If I could give another synonym to the word ‘Adventure’ it would be ‘Jonas Deichmann’.
A fearless man who has escaped in the wilderness on his bicycle, performed like a crusader, pushed his limits and conquered the extremes.
Born in Stuttgart and raised in the Black Forest, Germany, Jonas swears by living a life of an adventurer and is better known for his ultra endurance expeditions.
A wanderer, Jonas lived in seven countries while studying and as he matured, his quest for exploring the world transformed him into an extreme athlete.
His early age exposure to endurance sports helped him to realize his goal and soon he went on to set records one after the other.
Jonas Deichmann is the first and only person to have set cycling records for all three big continental crossings and a multiple world record holder.
In 2017, two World Records were set: first the fastest cycling across Europe and second across Eurasia. He cycled from Cabo da Roca, Portugal to Vladivostok, Russia in 64 days.
In 2018, he became a World Record holder for the fastest cycle ride of the Panamerica (Alaska to Patagonia) in 98 days breaking the previous record by a month.
In 2019, he achieved his dream of cycling the three big continental crossings by riding unsupported from Cape North, Norway to Cape Town, South Africa, finishing in record time of 72 days.
When not on the bike, Jonas works as a motivational speaker sharing his mindset and inspirational stories with audiences around the globe keeping focus on his series ‘The Art of Never Giving Up’.
I e-connected with Jonas at a recently held virtual cycling conference Digital WorldBike, where he spoke about his experiences on the road and gave insights into the mindset that makes such challenges possible.
Here’s a quick chat with the champion.
How does the world look like behind the handle bars?
The world is a beautiful place with so many hidden places and friendly people. By travelling on the bike I have experienced incredible hidden secrets of nature. Something new every day and that’s what motivates me. I won’t be wealthy in the end but rich in experiences and great memories.
What was the tipping point in your career?
Setting the first world record. After that I got my first sponsors and speeches. From there my business evolved and I made my passion into a profession.
Key takeaways you want to share from ‘Cape to Cape’ Challenge?
Africa is a very difficult place to cycle. Every day it surprises you with unexpected instances, although cycling was actually the easy part. The climate is extreme, road conditions often horrible, appropriate food and spare parts mostly not available. But it’s the hard moments that makes the best memories and uncertainty is an expected part of every great adventure.
How do you survive in remote places?
You need to plan ahead and take nature very seriously.
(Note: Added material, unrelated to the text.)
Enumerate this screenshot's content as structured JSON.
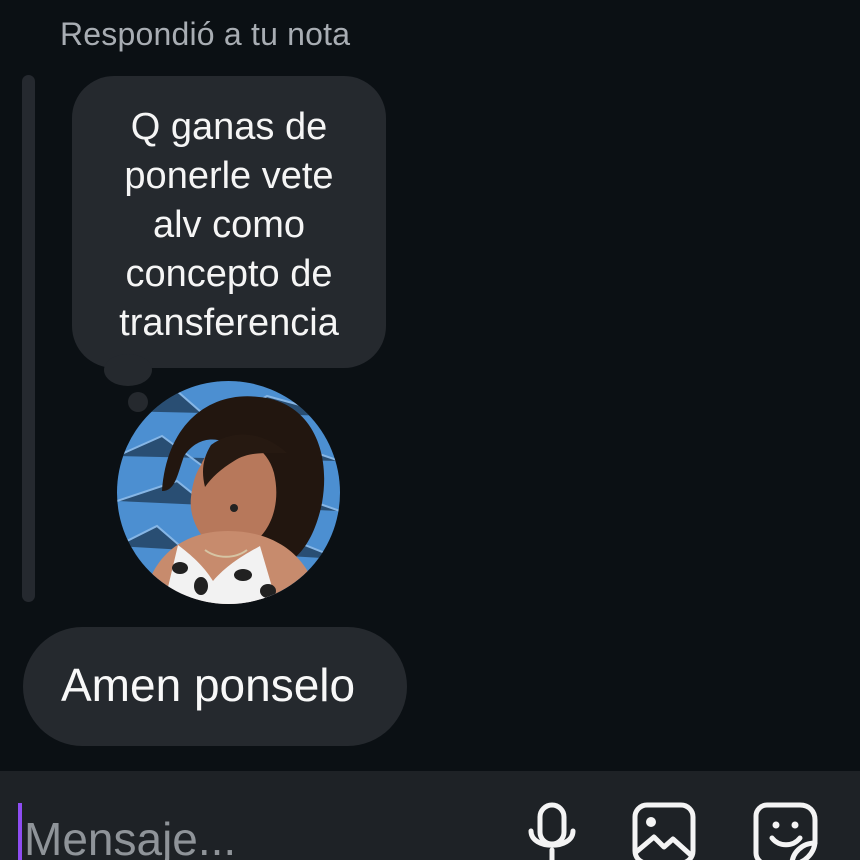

Have enough food, water etc. with you and calculate your time. And never underestimate weather changes in the wilderness. If you have a plan, the wild is often less dangerous than cities.
What tricks you use to reduce weight when touring?
Every gram more will slow me down and increases the risk of mechanical failure. With that in mind I go through ever part and make a choice if my trip is possible without it. In a second step I further reduce the weight of the remaining parts for example by cutting my toothbrush into half and taking very small bottles for everything.
An act of kindness you remember from your road trips?
When I was crossing the Sahara desert I was out of food and water. I stopped at an illegal gold mining camp and they shared their food with me and gave me shelter. They were so poor that they only had dry bread and a few biscuits but still shared everything with me and wanted nothing in return.
Of all the challenges, which one you would rate the most difficult?
Cape to Cape because of logistics and infrastructure in Africa.
Your personal favourite cycling equipment?
An aero bar. I never go for a long distance ride without it. Aerodynamics has a positive side effect but the main reason is comfort and being able to spend more hours in the saddle each day.
Post Covid-19 recovery, will your Journey’s be the same?
It will take a very long time until the world is back to normal. I have cycled in over 100 countries and know many borders are closed. Then it is also possible that people will be more suspicious towards strangers and I may not enjoy the hospitality I received in most countries the past few years. I hope this both will normalize eventually but for now it is simply very difficult to plan expeditions.
What is your next Challenge?
Triathlon 360 degree: the first ever around the world Triathlon from Munich to Munich. During the journey I will cover the distance of 120 times Ironman and sail the Pacific and Atlantic. As all my journeys, I will do this unsupported and without CO2 footprint.
What inspires you the most?
The pursuit of adventure. I like the challenge of pushing myself to the limit and see if I can physically and mentally do it. But this comes second to the adventure, getting out of my comfort zone and exploring wild and exotic places.
One motivation quote you always live by?
Pain is temporary, great memories last forever.
If you receive a lucrative job offer will you change your path?
No, I already have my dream job.
P.S. Join him for a Digital campfire talk and Q&A Session with komoot this Thursday, 23rd April 2020.
He will talk about Cape to Cape adventure and his upcoming Triathlon 360 degree.
You can register for free using this link: Life as a Pro-adventurer: A Webinar with Jonas Deichmann
Pictures by Jonas Deichmann, Pasi Sauna-aho and David Saintyves
Ways to connect with Jonas Deichmann: